Reimagining the historic Neo-georgian structure of Tammany Hall in New York City’s Union Square, BKSK Architects and façades and lighting experts at Buro Happold have debuted its adaptation as commercial office and retail spaces with a monumental, freeform dome visible from around the city.
Capped with the parametric glass dome surrounded partially by distinctive terra-cotta sunshades, the new structure suggests a turtle shell, inspired by Lenape symbolism conjured by the hall’s namesake Chief Tamanend, leader of the nation in the late 17th century. Along with its meticulously preserved 1928 façades and recreated bronze storefronts, the expansion has earned kudos from both preservationists and modernists.
According to the Lenape Center in New York City, the defining feature of Tammany Hall’s re-emergence as a bulwark of the Union Square neighborhood—its parametric tortoise shell dome—not only provides the community with a dramatic commercial workplace, but it also “reintroduces and reminds us of the Lenapehoking,” the Lenape homeland spanning from western Connecticut to eastern Pennsylvania.
The signature three-story addition increases floor area by about 2787 m2 (30,000 sf) and introduces daylight deep within the new workplaces. To maximize useful sunlight while protecting against glare and unwanted solar heat gain, Buro Happold and BKSK Architects analyzed insulating glass and solar illumination, along with studies of precedents in glass domes, to create an equally sustainable and memorable solution.
As façade engineer, Buro Happold devised a plan to achieve something rare: decoupling and then reattaching a historic exterior, which in this case was designated a landmark in 2013.
“We worked with structural engineers Thornton Thomasetti, geotechnical experts at RA Consultants, and the construction manager CNY Group to support the architectural concept and facilitate construction of the [1045-m2] 11,250-sf dome,” said John Ivanoff, an associate principal with Buro Happold, who worked along with Dagher Engineering.

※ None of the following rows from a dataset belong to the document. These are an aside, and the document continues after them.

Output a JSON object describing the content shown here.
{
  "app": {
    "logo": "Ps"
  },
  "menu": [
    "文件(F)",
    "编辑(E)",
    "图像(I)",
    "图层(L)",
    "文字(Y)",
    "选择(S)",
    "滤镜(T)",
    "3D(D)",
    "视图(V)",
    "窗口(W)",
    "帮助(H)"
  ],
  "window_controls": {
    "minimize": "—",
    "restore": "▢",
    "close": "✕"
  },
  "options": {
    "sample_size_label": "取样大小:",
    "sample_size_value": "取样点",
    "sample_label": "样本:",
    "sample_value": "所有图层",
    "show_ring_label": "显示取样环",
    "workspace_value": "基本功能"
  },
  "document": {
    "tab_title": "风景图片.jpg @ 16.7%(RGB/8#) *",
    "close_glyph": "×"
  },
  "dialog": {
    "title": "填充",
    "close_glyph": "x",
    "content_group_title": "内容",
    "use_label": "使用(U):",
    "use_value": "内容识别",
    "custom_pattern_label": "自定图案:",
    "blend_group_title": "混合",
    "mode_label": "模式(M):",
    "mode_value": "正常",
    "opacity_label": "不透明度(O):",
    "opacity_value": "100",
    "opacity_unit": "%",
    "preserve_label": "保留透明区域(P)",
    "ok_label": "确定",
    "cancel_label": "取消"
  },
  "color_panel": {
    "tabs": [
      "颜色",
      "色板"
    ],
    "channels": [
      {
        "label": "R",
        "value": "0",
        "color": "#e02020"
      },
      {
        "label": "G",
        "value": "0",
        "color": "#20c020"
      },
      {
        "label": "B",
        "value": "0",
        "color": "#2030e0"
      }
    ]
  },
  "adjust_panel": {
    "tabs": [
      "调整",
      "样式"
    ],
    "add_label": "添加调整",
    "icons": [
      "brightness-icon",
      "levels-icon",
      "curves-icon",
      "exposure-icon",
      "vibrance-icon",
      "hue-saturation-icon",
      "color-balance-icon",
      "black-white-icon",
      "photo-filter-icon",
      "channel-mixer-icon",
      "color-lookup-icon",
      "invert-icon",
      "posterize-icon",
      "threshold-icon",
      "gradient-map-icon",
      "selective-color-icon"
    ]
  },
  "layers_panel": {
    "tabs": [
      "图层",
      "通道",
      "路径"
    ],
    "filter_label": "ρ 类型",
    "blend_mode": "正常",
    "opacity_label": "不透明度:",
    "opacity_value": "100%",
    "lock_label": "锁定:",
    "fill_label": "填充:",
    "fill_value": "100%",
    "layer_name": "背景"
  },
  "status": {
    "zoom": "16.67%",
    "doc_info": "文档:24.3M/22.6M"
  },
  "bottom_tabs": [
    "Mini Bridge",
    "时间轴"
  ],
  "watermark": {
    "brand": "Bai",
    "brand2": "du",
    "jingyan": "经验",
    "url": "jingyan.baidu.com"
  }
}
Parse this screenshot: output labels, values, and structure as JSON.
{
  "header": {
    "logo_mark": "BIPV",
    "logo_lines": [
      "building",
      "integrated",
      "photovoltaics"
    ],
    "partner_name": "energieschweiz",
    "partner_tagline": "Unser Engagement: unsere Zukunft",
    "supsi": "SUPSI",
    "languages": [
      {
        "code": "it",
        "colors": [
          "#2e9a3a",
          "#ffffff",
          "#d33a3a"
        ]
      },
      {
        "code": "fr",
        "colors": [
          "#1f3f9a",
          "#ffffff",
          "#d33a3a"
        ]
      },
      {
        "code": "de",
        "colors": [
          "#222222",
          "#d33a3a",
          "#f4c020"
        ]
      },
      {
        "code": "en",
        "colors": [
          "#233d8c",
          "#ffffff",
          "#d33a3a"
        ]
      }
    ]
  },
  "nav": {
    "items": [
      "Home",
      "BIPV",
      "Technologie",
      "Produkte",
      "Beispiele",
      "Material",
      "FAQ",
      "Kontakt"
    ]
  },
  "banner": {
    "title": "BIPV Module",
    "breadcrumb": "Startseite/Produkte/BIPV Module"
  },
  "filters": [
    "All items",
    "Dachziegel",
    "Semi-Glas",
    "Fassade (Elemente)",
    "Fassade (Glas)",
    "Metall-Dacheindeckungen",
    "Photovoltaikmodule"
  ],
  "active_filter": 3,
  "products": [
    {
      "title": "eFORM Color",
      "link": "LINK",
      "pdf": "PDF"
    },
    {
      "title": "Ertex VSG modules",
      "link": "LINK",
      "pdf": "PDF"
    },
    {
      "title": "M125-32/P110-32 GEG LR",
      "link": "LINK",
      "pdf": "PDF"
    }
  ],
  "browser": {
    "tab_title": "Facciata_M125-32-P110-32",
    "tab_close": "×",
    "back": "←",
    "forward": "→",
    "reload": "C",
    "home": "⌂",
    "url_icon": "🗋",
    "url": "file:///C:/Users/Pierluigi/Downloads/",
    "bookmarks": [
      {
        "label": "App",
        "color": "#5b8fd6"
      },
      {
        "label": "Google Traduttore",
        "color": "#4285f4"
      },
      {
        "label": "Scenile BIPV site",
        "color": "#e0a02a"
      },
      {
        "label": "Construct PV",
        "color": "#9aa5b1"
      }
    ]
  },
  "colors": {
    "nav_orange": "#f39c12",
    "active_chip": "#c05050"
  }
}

To maintain the features of the original building, “we also collaborated with BKSK Architects in detailing new glazed terra-cotta sunscreen elements to echo the angles and location of a historic slate roof.”
The new glass and steel gridshell required detailed studies of the daylight and electrical lighting to ensure it was balanced for evenness, comfort, and productivity.
“Tuning the variables of solar insulation, light infiltration, and glare probability from direct sun at certain times, the lighting design draw from analytics of multiple building systems interacting,” said Buro Happold. “The result enhances the value of these unrivaled work spaces below the jawdropping dome expanse.”